Exactly and only the lines from the line holding "Parse this screenshot: output" to the end of the records should be reproduced. Leave pictures out.

Segment Start: SUPPLIED MATERIAL

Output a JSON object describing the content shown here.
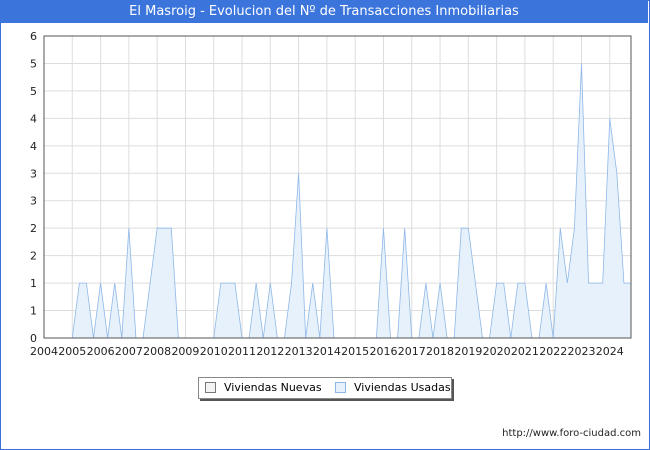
{
  "title": "El Masroig - Evolucion del Nº de Transacciones Inmobiliarias",
  "source_url": "http://www.foro-ciudad.com",
  "colors": {
    "title_bg": "#3b75dc",
    "nuevas": "#f4f4f4",
    "usadas_fill": "#e6f1fb",
    "usadas_line": "#8fb8e8",
    "grid": "#dddddd"
  },
  "chart_data": {
    "type": "area",
    "x_tick_labels": [
      "2004",
      "2005",
      "2006",
      "2007",
      "2008",
      "2009",
      "2010",
      "2011",
      "2012",
      "2013",
      "2014",
      "2015",
      "2016",
      "2017",
      "2018",
      "2019",
      "2020",
      "2021",
      "2022",
      "2023",
      "2024"
    ],
    "y_tick_labels": [
      "0",
      "1",
      "1",
      "2",
      "2",
      "3",
      "3",
      "4",
      "4",
      "5",
      "5",
      "6"
    ],
    "ylim": [
      0,
      5.5
    ],
    "xlim": [
      2004,
      2024.75
    ],
    "legend": {
      "position": "bottom-center",
      "entries": [
        "Viviendas Nuevas",
        "Viviendas Usadas"
      ]
    },
    "series": [
      {
        "name": "Viviendas Usadas",
        "x": [
          2005.0,
          2005.25,
          2005.5,
          2005.75,
          2006.0,
          2006.25,
          2006.5,
          2006.75,
          2007.0,
          2007.25,
          2007.5,
          2007.75,
          2008.0,
          2008.25,
          2008.5,
          2008.75,
          2009.0,
          2009.25,
          2009.5,
          2009.75,
          2010.0,
          2010.25,
          2010.5,
          2010.75,
          2011.0,
          2011.25,
          2011.5,
          2011.75,
          2012.0,
          2012.25,
          2012.5,
          2012.75,
          2013.0,
          2013.25,
          2013.5,
          2013.75,
          2014.0,
          2014.25,
          2014.5,
          2014.75,
          2015.0,
          2015.25,
          2015.5,
          2015.75,
          2016.0,
          2016.25,
          2016.5,
          2016.75,
          2017.0,
          2017.25,
          2017.5,
          2017.75,
          2018.0,
          2018.25,
          2018.5,
          2018.75,
          2019.0,
          2019.25,
          2019.5,
          2019.75,
          2020.0,
          2020.25,
          2020.5,
          2020.75,
          2021.0,
          2021.25,
          2021.5,
          2021.75,
          2022.0,
          2022.25,
          2022.5,
          2022.75,
          2023.0,
          2023.25,
          2023.5,
          2023.75,
          2024.0,
          2024.25,
          2024.5,
          2024.75
        ],
        "values": [
          0,
          1,
          1,
          0,
          1,
          0,
          1,
          0,
          2,
          0,
          0,
          1,
          2,
          2,
          2,
          0,
          0,
          0,
          0,
          0,
          0,
          1,
          1,
          1,
          0,
          0,
          1,
          0,
          1,
          0,
          0,
          1,
          3,
          0,
          1,
          0,
          2,
          0,
          0,
          0,
          0,
          0,
          0,
          0,
          2,
          0,
          0,
          2,
          0,
          0,
          1,
          0,
          1,
          0,
          0,
          2,
          2,
          1,
          0,
          0,
          1,
          1,
          0,
          1,
          1,
          0,
          0,
          1,
          0,
          2,
          1,
          2,
          5,
          1,
          1,
          1,
          4,
          3,
          1,
          1
        ]
      },
      {
        "name": "Viviendas Nuevas",
        "x": [
          2004.0,
          2024.75
        ],
        "values": [
          0,
          0
        ]
      }
    ]
  }
}
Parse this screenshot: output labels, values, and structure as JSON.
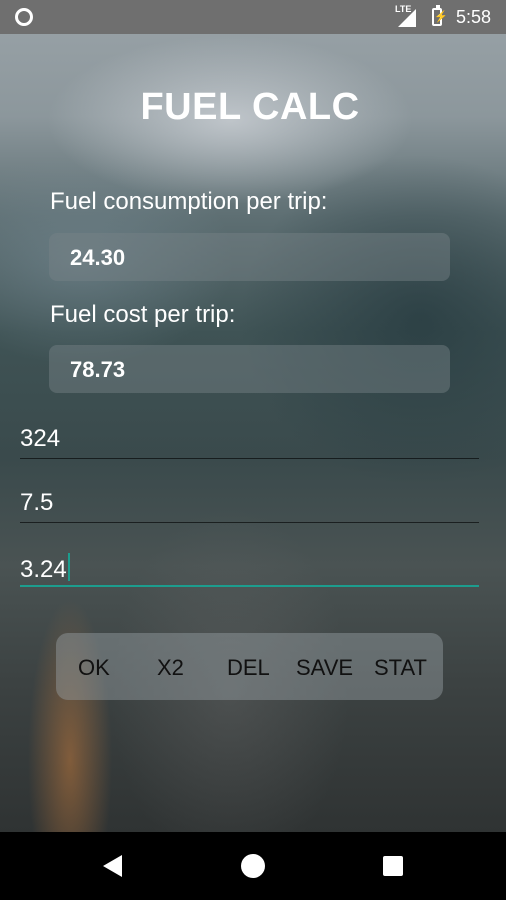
{
  "status_bar": {
    "network": "LTE",
    "time": "5:58",
    "icons": [
      "notification-circle-icon",
      "signal-icon",
      "battery-charging-icon"
    ]
  },
  "app": {
    "title": "FUEL CALC"
  },
  "results": {
    "consumption_label": "Fuel consumption per trip:",
    "consumption_value": "24.30",
    "cost_label": "Fuel cost per trip:",
    "cost_value": "78.73"
  },
  "inputs": {
    "distance_value": "324",
    "rate_value": "7.5",
    "price_value": "3.24"
  },
  "buttons": {
    "ok": "OK",
    "x2": "X2",
    "del": "DEL",
    "save": "SAVE",
    "stat": "STAT"
  },
  "colors": {
    "accent": "#1c9d8e",
    "status_bar": "#6f6f6f"
  },
  "nav_bar": {
    "icons": [
      "back-icon",
      "home-icon",
      "recents-icon"
    ]
  }
}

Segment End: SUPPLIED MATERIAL

• _RESPONSE BOX_:
Parse this screenshot: output labels, values, and structure as JSON.
{
  "status_bar": {
    "network": "LTE",
    "time": "5:58",
    "icons": [
      "notification-circle-icon",
      "signal-icon",
      "battery-charging-icon"
    ]
  },
  "app": {
    "title": "FUEL CALC"
  },
  "results": {
    "consumption_label": "Fuel consumption per trip:",
    "consumption_value": "24.30",
    "cost_label": "Fuel cost per trip:",
    "cost_value": "78.73"
  },
  "inputs": {
    "distance_value": "324",
    "rate_value": "7.5",
    "price_value": "3.24"
  },
  "buttons": {
    "ok": "OK",
    "x2": "X2",
    "del": "DEL",
    "save": "SAVE",
    "stat": "STAT"
  },
  "colors": {
    "accent": "#1c9d8e",
    "status_bar": "#6f6f6f"
  },
  "nav_bar": {
    "icons": [
      "back-icon",
      "home-icon",
      "recents-icon"
    ]
  }
}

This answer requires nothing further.